Excerpts from an interface dataset:
------------------------------------------------
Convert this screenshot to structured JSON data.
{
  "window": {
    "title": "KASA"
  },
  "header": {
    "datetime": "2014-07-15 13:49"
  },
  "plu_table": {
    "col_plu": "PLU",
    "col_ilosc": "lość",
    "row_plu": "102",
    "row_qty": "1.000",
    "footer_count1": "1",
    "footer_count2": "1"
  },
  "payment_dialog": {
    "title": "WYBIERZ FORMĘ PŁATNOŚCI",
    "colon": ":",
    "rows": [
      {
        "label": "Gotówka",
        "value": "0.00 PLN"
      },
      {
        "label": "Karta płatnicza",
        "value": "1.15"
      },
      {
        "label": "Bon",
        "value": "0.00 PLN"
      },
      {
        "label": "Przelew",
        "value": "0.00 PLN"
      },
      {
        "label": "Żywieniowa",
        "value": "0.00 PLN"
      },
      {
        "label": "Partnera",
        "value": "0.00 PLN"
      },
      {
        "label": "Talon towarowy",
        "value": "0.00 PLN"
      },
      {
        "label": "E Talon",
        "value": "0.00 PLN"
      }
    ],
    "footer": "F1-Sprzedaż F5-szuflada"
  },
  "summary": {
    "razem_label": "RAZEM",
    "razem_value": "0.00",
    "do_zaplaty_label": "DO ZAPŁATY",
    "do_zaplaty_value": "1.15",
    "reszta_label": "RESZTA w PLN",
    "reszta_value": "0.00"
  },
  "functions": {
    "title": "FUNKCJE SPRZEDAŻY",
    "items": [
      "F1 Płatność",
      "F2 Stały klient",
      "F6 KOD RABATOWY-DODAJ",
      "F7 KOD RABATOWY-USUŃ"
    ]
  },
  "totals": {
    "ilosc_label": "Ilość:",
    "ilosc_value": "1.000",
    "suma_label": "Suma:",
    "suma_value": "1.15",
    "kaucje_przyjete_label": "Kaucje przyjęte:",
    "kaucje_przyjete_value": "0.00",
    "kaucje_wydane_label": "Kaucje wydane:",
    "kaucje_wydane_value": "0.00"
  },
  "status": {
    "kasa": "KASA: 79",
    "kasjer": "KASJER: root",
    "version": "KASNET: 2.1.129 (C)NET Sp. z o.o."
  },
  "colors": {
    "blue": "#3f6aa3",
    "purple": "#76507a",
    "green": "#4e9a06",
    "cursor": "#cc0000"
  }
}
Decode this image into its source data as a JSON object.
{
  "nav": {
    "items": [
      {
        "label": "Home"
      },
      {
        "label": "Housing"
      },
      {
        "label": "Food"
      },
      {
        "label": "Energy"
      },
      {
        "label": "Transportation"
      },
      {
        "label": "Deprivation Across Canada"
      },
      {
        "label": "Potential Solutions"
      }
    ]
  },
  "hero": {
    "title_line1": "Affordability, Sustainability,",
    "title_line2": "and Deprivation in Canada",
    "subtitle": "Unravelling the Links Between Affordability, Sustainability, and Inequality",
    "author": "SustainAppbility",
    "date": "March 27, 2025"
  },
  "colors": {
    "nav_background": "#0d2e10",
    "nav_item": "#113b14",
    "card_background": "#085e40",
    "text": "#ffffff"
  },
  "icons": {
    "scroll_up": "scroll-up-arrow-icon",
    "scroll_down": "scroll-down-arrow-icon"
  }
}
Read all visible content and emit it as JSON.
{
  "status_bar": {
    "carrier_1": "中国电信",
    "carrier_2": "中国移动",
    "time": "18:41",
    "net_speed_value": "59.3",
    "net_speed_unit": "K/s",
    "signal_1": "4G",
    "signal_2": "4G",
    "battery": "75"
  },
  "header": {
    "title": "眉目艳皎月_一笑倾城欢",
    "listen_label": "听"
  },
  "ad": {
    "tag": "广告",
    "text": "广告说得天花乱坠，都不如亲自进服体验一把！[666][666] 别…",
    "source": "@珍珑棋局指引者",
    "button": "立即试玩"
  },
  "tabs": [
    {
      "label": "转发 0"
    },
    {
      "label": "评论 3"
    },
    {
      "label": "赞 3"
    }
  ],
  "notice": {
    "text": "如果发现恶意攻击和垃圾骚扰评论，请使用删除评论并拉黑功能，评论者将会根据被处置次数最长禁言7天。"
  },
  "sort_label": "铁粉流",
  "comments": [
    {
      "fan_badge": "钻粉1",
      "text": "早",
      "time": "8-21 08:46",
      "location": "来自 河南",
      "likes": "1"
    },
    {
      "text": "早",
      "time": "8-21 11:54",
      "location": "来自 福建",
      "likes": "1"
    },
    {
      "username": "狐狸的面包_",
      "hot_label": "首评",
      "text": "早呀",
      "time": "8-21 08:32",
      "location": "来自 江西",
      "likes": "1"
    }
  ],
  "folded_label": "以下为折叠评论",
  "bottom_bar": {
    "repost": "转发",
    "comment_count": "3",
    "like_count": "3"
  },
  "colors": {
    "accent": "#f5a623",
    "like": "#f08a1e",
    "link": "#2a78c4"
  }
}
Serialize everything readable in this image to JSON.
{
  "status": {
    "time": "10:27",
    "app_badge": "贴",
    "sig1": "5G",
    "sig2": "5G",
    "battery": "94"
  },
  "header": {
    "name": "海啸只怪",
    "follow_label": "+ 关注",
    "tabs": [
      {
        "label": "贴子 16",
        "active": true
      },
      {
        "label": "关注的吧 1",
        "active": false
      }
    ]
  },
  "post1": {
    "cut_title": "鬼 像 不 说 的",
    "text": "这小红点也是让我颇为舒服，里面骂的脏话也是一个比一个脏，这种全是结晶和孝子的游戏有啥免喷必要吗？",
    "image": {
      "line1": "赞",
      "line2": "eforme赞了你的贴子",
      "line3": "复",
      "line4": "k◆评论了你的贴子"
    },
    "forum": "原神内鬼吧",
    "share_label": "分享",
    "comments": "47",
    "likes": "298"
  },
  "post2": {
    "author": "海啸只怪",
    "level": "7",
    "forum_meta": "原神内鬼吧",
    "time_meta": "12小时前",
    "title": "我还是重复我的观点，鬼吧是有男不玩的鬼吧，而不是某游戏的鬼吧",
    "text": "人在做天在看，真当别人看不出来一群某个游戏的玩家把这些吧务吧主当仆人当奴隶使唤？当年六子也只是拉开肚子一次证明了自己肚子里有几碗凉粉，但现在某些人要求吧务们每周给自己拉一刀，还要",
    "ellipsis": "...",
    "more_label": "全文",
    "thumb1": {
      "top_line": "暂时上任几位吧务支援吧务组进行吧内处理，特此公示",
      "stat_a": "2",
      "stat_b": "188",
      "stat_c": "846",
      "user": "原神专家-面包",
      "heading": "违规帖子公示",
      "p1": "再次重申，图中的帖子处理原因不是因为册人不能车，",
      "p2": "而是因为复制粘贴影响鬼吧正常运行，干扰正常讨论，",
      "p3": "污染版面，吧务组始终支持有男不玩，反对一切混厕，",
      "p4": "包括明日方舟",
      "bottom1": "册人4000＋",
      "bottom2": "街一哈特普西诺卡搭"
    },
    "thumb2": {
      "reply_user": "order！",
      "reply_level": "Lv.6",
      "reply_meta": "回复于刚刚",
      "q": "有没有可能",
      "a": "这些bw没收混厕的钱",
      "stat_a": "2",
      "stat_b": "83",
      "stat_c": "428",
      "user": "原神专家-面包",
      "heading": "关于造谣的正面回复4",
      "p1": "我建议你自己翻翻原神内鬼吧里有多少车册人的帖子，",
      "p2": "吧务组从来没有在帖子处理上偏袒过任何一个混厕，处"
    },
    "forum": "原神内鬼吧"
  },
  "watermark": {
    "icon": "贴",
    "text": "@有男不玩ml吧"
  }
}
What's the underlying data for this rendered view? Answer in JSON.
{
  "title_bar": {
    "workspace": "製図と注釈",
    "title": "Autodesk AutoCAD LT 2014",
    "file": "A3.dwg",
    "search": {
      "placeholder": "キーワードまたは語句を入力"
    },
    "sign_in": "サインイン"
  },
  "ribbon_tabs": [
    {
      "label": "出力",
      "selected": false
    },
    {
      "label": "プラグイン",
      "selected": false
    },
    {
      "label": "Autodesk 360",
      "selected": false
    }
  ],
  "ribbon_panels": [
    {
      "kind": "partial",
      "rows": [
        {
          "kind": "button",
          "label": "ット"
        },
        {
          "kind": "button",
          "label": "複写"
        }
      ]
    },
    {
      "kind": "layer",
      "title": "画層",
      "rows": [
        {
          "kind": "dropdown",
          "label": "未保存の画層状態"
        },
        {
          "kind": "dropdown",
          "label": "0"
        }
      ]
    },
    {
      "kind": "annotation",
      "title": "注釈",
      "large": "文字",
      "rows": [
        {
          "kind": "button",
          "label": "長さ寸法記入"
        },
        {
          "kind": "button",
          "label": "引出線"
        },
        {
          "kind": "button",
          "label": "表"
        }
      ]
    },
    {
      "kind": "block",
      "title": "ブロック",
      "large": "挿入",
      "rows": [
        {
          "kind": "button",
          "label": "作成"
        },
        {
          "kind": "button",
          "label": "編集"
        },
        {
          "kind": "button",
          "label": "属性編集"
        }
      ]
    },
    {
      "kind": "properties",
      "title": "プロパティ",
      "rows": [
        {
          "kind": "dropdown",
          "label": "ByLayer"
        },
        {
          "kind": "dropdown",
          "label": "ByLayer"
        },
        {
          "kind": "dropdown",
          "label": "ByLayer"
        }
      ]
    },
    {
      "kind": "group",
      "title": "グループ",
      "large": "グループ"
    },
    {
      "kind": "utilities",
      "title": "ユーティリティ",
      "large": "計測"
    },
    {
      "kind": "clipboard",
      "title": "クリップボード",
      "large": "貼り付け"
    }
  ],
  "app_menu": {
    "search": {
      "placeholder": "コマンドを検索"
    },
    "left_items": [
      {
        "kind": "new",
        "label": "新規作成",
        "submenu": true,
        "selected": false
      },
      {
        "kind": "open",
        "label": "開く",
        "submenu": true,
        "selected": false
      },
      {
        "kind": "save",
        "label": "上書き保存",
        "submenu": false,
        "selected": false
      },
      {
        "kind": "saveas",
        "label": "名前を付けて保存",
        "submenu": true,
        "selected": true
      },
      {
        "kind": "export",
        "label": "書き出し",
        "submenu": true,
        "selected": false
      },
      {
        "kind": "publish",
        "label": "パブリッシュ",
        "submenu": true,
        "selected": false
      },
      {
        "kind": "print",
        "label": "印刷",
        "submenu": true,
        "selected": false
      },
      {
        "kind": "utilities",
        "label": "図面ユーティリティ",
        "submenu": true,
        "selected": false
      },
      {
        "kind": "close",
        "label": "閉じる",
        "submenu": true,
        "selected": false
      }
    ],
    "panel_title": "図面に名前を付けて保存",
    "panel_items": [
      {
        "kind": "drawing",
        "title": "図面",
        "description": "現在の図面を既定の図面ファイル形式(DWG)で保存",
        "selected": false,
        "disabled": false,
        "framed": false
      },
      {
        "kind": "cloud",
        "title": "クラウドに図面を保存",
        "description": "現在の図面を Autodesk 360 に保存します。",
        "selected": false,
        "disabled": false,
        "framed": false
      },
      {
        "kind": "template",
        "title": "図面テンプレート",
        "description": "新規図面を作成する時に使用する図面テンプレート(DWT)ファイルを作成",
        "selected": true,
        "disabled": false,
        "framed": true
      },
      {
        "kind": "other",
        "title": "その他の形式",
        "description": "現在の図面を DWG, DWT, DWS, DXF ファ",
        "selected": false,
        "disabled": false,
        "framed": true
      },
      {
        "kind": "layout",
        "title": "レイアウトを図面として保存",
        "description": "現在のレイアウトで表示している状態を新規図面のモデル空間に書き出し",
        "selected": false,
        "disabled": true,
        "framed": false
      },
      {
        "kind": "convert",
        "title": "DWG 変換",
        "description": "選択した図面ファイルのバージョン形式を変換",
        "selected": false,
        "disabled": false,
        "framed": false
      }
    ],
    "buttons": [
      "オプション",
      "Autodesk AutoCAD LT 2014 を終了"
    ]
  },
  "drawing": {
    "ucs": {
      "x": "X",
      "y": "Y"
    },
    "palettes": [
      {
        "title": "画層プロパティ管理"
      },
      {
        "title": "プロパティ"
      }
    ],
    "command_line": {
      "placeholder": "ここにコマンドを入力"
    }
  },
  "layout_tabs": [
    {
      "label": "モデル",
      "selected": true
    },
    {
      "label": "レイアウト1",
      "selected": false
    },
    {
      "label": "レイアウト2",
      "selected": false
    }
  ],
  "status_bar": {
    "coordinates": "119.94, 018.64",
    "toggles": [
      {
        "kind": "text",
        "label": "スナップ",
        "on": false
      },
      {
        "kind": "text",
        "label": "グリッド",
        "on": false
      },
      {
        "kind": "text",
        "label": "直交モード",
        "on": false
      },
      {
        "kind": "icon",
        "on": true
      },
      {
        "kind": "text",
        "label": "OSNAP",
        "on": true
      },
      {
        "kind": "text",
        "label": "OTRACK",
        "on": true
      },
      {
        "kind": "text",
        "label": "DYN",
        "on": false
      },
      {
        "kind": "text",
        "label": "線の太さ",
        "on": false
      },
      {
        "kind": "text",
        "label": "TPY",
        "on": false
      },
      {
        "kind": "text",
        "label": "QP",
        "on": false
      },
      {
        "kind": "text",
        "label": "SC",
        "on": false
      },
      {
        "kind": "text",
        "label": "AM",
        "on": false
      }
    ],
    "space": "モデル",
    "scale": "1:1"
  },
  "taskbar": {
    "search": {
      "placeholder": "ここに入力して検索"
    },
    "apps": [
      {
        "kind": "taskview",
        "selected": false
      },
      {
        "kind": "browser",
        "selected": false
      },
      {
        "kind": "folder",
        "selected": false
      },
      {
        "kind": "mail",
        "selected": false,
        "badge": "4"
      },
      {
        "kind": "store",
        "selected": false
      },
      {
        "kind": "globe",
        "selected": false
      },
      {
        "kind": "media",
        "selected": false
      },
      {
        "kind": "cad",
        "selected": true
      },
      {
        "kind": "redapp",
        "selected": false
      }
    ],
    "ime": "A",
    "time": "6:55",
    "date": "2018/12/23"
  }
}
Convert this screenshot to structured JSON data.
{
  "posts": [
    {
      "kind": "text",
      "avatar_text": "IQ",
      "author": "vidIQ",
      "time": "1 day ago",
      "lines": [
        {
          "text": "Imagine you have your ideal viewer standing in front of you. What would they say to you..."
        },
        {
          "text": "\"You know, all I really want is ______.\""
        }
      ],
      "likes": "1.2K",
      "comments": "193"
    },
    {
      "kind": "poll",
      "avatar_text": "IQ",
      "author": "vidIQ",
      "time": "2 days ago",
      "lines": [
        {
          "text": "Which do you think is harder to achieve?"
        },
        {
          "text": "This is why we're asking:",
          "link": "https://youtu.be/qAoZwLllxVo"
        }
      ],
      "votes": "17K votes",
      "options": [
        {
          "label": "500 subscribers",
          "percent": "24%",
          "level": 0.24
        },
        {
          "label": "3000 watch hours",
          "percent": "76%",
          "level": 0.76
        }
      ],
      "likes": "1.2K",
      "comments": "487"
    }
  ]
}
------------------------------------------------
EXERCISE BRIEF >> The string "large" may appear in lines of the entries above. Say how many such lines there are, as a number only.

EXERCISE SOLUTION >> 5